Give every entry again, exactly as it stands.

#####

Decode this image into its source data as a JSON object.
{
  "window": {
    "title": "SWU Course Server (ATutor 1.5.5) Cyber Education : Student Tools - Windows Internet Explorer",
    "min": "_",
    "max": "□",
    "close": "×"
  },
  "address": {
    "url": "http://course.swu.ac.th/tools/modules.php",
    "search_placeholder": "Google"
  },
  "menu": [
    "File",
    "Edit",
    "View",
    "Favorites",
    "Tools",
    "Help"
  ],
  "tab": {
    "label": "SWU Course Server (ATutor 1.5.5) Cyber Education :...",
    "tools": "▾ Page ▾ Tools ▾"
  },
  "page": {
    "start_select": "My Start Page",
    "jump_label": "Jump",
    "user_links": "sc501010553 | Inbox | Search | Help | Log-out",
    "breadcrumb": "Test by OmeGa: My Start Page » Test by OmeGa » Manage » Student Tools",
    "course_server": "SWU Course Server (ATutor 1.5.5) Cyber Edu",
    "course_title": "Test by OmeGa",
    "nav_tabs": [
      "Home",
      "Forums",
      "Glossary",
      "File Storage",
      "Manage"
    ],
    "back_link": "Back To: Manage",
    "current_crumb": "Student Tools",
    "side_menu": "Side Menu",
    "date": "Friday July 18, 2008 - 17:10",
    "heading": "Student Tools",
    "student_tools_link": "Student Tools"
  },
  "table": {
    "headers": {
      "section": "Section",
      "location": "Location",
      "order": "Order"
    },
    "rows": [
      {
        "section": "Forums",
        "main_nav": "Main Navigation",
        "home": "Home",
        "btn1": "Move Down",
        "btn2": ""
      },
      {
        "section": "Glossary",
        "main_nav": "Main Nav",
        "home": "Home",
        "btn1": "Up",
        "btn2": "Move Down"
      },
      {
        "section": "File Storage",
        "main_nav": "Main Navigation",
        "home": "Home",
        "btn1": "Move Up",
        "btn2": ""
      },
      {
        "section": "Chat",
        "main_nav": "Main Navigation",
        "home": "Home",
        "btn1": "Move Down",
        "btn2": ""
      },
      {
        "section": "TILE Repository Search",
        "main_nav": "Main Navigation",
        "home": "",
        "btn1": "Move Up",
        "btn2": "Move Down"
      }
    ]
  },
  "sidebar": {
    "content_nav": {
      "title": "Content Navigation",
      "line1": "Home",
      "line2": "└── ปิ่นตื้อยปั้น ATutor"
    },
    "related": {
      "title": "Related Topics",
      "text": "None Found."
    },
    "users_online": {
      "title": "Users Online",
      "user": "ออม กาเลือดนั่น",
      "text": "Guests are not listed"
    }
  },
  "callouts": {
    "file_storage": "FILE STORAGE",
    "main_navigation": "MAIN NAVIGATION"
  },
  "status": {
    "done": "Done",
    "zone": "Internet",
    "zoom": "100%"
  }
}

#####

RESPONSE AREA
Decode this image into its source data as a JSON object.
{
  "window": {
    "title": "SWU Course Server (ATutor 1.5.5) Cyber Education : Student Tools - Windows Internet Explorer",
    "min": "_",
    "max": "□",
    "close": "×"
  },
  "address": {
    "url": "http://course.swu.ac.th/tools/modules.php",
    "search_placeholder": "Google"
  },
  "menu": [
    "File",
    "Edit",
    "View",
    "Favorites",
    "Tools",
    "Help"
  ],
  "tab": {
    "label": "SWU Course Server (ATutor 1.5.5) Cyber Education :...",
    "tools": "▾ Page ▾ Tools ▾"
  },
  "page": {
    "start_select": "My Start Page",
    "jump_label": "Jump",
    "user_links": "sc501010553 | Inbox | Search | Help | Log-out",
    "breadcrumb": "Test by OmeGa: My Start Page » Test by OmeGa » Manage » Student Tools",
    "course_server": "SWU Course Server (ATutor 1.5.5) Cyber Edu",
    "course_title": "Test by OmeGa",
    "nav_tabs": [
      "Home",
      "Forums",
      "Glossary",
      "File Storage",
      "Manage"
    ],
    "back_link": "Back To: Manage",
    "current_crumb": "Student Tools",
    "side_menu": "Side Menu",
    "date": "Friday July 18, 2008 - 17:10",
    "heading": "Student Tools",
    "student_tools_link": "Student Tools"
  },
  "table": {
    "headers": {
      "section": "Section",
      "location": "Location",
      "order": "Order"
    },
    "rows": [
      {
        "section": "Forums",
        "main_nav": "Main Navigation",
        "home": "Home",
        "btn1": "Move Down",
        "btn2": ""
      },
      {
        "section": "Glossary",
        "main_nav": "Main Nav",
        "home": "Home",
        "btn1": "Up",
        "btn2": "Move Down"
      },
      {
        "section": "File Storage",
        "main_nav": "Main Navigation",
        "home": "Home",
        "btn1": "Move Up",
        "btn2": ""
      },
      {
        "section": "Chat",
        "main_nav": "Main Navigation",
        "home": "Home",
        "btn1": "Move Down",
        "btn2": ""
      },
      {
        "section": "TILE Repository Search",
        "main_nav": "Main Navigation",
        "home": "",
        "btn1": "Move Up",
        "btn2": "Move Down"
      }
    ]
  },
  "sidebar": {
    "content_nav": {
      "title": "Content Navigation",
      "line1": "Home",
      "line2": "└── ปิ่นตื้อยปั้น ATutor"
    },
    "related": {
      "title": "Related Topics",
      "text": "None Found."
    },
    "users_online": {
      "title": "Users Online",
      "user": "ออม กาเลือดนั่น",
      "text": "Guests are not listed"
    }
  },
  "callouts": {
    "file_storage": "FILE STORAGE",
    "main_navigation": "MAIN NAVIGATION"
  },
  "status": {
    "done": "Done",
    "zone": "Internet",
    "zoom": "100%"
  }
}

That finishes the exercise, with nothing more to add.